• **Work task**: Please copy each line from the entries that contains the string "title".

(Component data from apps and pages)
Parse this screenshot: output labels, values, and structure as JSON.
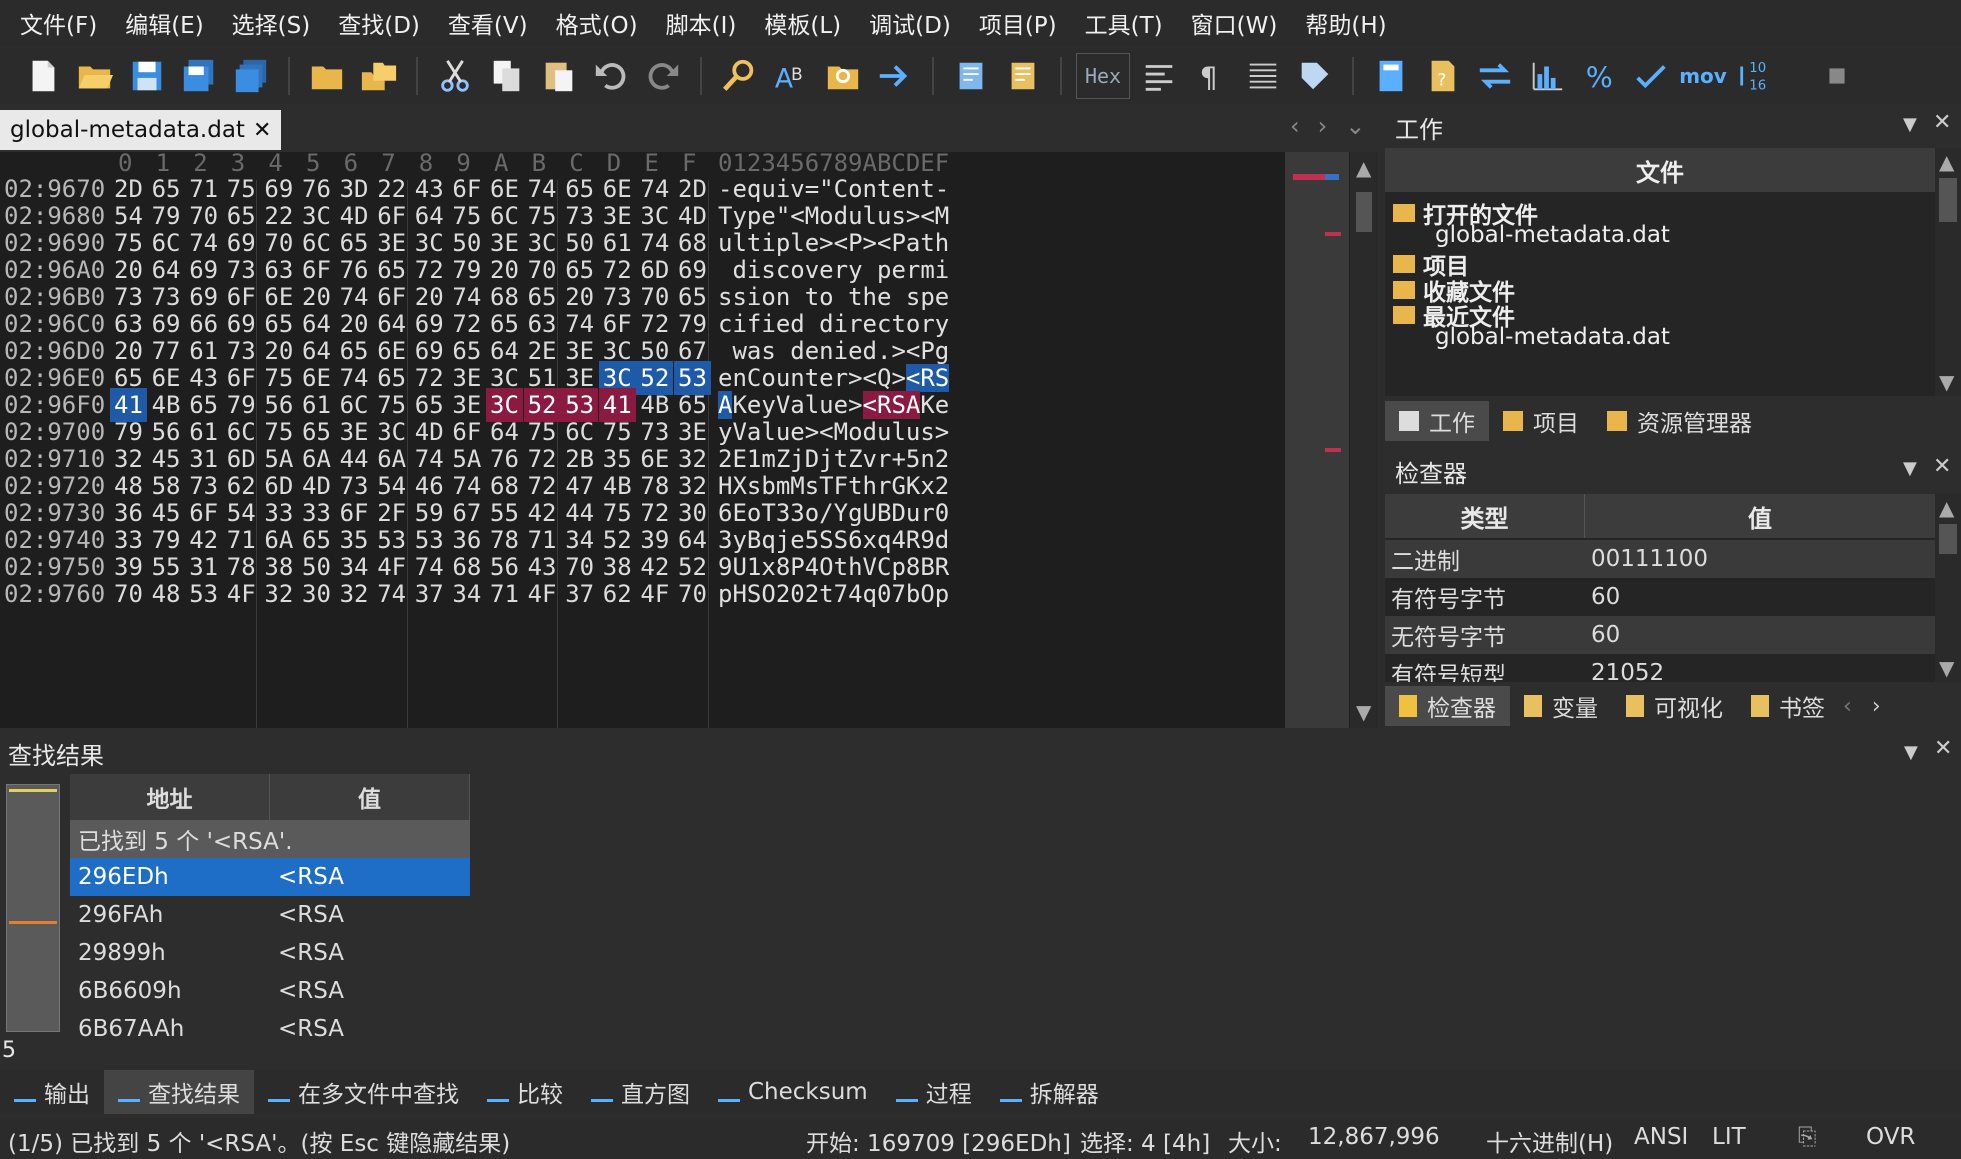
{
  "menu": [
    "文件(F)",
    "编辑(E)",
    "选择(S)",
    "查找(D)",
    "查看(V)",
    "格式(O)",
    "脚本(I)",
    "模板(L)",
    "调试(D)",
    "项目(P)",
    "工具(T)",
    "窗口(W)",
    "帮助(H)"
  ],
  "toolbar": {
    "hex_label": "Hex",
    "mov_label": "mov"
  },
  "tab": {
    "title": "global-metadata.dat",
    "close": "✕"
  },
  "hex": {
    "col_headers": [
      "0",
      "1",
      "2",
      "3",
      "4",
      "5",
      "6",
      "7",
      "8",
      "9",
      "A",
      "B",
      "C",
      "D",
      "E",
      "F"
    ],
    "ascii_header": "0123456789ABCDEF",
    "rows": [
      {
        "addr": "02:9670",
        "bytes": [
          "2D",
          "65",
          "71",
          "75",
          "69",
          "76",
          "3D",
          "22",
          "43",
          "6F",
          "6E",
          "74",
          "65",
          "6E",
          "74",
          "2D"
        ],
        "ascii": "-equiv=\"Content-"
      },
      {
        "addr": "02:9680",
        "bytes": [
          "54",
          "79",
          "70",
          "65",
          "22",
          "3C",
          "4D",
          "6F",
          "64",
          "75",
          "6C",
          "75",
          "73",
          "3E",
          "3C",
          "4D"
        ],
        "ascii": "Type\"<Modulus><M"
      },
      {
        "addr": "02:9690",
        "bytes": [
          "75",
          "6C",
          "74",
          "69",
          "70",
          "6C",
          "65",
          "3E",
          "3C",
          "50",
          "3E",
          "3C",
          "50",
          "61",
          "74",
          "68"
        ],
        "ascii": "ultiple><P><Path"
      },
      {
        "addr": "02:96A0",
        "bytes": [
          "20",
          "64",
          "69",
          "73",
          "63",
          "6F",
          "76",
          "65",
          "72",
          "79",
          "20",
          "70",
          "65",
          "72",
          "6D",
          "69"
        ],
        "ascii": " discovery permi"
      },
      {
        "addr": "02:96B0",
        "bytes": [
          "73",
          "73",
          "69",
          "6F",
          "6E",
          "20",
          "74",
          "6F",
          "20",
          "74",
          "68",
          "65",
          "20",
          "73",
          "70",
          "65"
        ],
        "ascii": "ssion to the spe"
      },
      {
        "addr": "02:96C0",
        "bytes": [
          "63",
          "69",
          "66",
          "69",
          "65",
          "64",
          "20",
          "64",
          "69",
          "72",
          "65",
          "63",
          "74",
          "6F",
          "72",
          "79"
        ],
        "ascii": "cified directory"
      },
      {
        "addr": "02:96D0",
        "bytes": [
          "20",
          "77",
          "61",
          "73",
          "20",
          "64",
          "65",
          "6E",
          "69",
          "65",
          "64",
          "2E",
          "3E",
          "3C",
          "50",
          "67"
        ],
        "ascii": " was denied.><Pg"
      },
      {
        "addr": "02:96E0",
        "bytes": [
          "65",
          "6E",
          "43",
          "6F",
          "75",
          "6E",
          "74",
          "65",
          "72",
          "3E",
          "3C",
          "51",
          "3E",
          "3C",
          "52",
          "53"
        ],
        "ascii": "enCounter><Q><RS"
      },
      {
        "addr": "02:96F0",
        "bytes": [
          "41",
          "4B",
          "65",
          "79",
          "56",
          "61",
          "6C",
          "75",
          "65",
          "3E",
          "3C",
          "52",
          "53",
          "41",
          "4B",
          "65"
        ],
        "ascii": "AKeyValue><RSAKe"
      },
      {
        "addr": "02:9700",
        "bytes": [
          "79",
          "56",
          "61",
          "6C",
          "75",
          "65",
          "3E",
          "3C",
          "4D",
          "6F",
          "64",
          "75",
          "6C",
          "75",
          "73",
          "3E"
        ],
        "ascii": "yValue><Modulus>"
      },
      {
        "addr": "02:9710",
        "bytes": [
          "32",
          "45",
          "31",
          "6D",
          "5A",
          "6A",
          "44",
          "6A",
          "74",
          "5A",
          "76",
          "72",
          "2B",
          "35",
          "6E",
          "32"
        ],
        "ascii": "2E1mZjDjtZvr+5n2"
      },
      {
        "addr": "02:9720",
        "bytes": [
          "48",
          "58",
          "73",
          "62",
          "6D",
          "4D",
          "73",
          "54",
          "46",
          "74",
          "68",
          "72",
          "47",
          "4B",
          "78",
          "32"
        ],
        "ascii": "HXsbmMsTFthrGKx2"
      },
      {
        "addr": "02:9730",
        "bytes": [
          "36",
          "45",
          "6F",
          "54",
          "33",
          "33",
          "6F",
          "2F",
          "59",
          "67",
          "55",
          "42",
          "44",
          "75",
          "72",
          "30"
        ],
        "ascii": "6EoT33o/YgUBDur0"
      },
      {
        "addr": "02:9740",
        "bytes": [
          "33",
          "79",
          "42",
          "71",
          "6A",
          "65",
          "35",
          "53",
          "53",
          "36",
          "78",
          "71",
          "34",
          "52",
          "39",
          "64"
        ],
        "ascii": "3yBqje5SS6xq4R9d"
      },
      {
        "addr": "02:9750",
        "bytes": [
          "39",
          "55",
          "31",
          "78",
          "38",
          "50",
          "34",
          "4F",
          "74",
          "68",
          "56",
          "43",
          "70",
          "38",
          "42",
          "52"
        ],
        "ascii": "9U1x8P4OthVCp8BR"
      },
      {
        "addr": "02:9760",
        "bytes": [
          "70",
          "48",
          "53",
          "4F",
          "32",
          "30",
          "32",
          "74",
          "37",
          "34",
          "71",
          "4F",
          "37",
          "62",
          "4F",
          "70"
        ],
        "ascii": "pHSO202t74q07bOp"
      }
    ]
  },
  "work": {
    "title": "工作",
    "files_header": "文件",
    "tree": [
      {
        "label": "打开的文件",
        "bold": true
      },
      {
        "label": "global-metadata.dat",
        "bold": false
      },
      {
        "label": "项目",
        "bold": true
      },
      {
        "label": "收藏文件",
        "bold": true
      },
      {
        "label": "最近文件",
        "bold": true
      },
      {
        "label": "global-metadata.dat",
        "bold": false
      }
    ],
    "tabs": [
      "工作",
      "项目",
      "资源管理器"
    ]
  },
  "inspector": {
    "title": "检查器",
    "col_type": "类型",
    "col_value": "值",
    "rows": [
      {
        "k": "二进制",
        "v": "00111100"
      },
      {
        "k": "有符号字节",
        "v": "60"
      },
      {
        "k": "无符号字节",
        "v": "60"
      },
      {
        "k": "有符号短型",
        "v": "21052"
      }
    ],
    "tabs": [
      "检查器",
      "变量",
      "可视化",
      "书签"
    ]
  },
  "find": {
    "title": "查找结果",
    "col_addr": "地址",
    "col_value": "值",
    "summary": "已找到 5 个 '<RSA'.",
    "count": "5",
    "results": [
      {
        "addr": "296EDh",
        "value": "<RSA",
        "selected": true
      },
      {
        "addr": "296FAh",
        "value": "<RSA",
        "selected": false
      },
      {
        "addr": "29899h",
        "value": "<RSA",
        "selected": false
      },
      {
        "addr": "6B6609h",
        "value": "<RSA",
        "selected": false
      },
      {
        "addr": "6B67AAh",
        "value": "<RSA",
        "selected": false
      }
    ]
  },
  "bottom_tabs": [
    "输出",
    "查找结果",
    "在多文件中查找",
    "比较",
    "直方图",
    "Checksum",
    "过程",
    "拆解器"
  ],
  "status": {
    "message": "(1/5) 已找到 5 个 '<RSA'。(按 Esc 键隐藏结果)",
    "start": "开始: 169709 [296EDh]",
    "selection": "选择: 4 [4h]",
    "size_label": "大小:",
    "size": "12,867,996",
    "mode": "十六进制(H)",
    "encoding": "ANSI",
    "endian": "LIT",
    "ovr": "OVR"
  },
  "colors": {
    "selection_blue": "#1e5aa8",
    "highlight_red": "#8a1a40",
    "accent": "#5ab0ff"
  }
}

• **Response to the task**:
    "title": "global-metadata.dat",
    "title": "工作",
    "title": "检查器",
    "title": "查找结果",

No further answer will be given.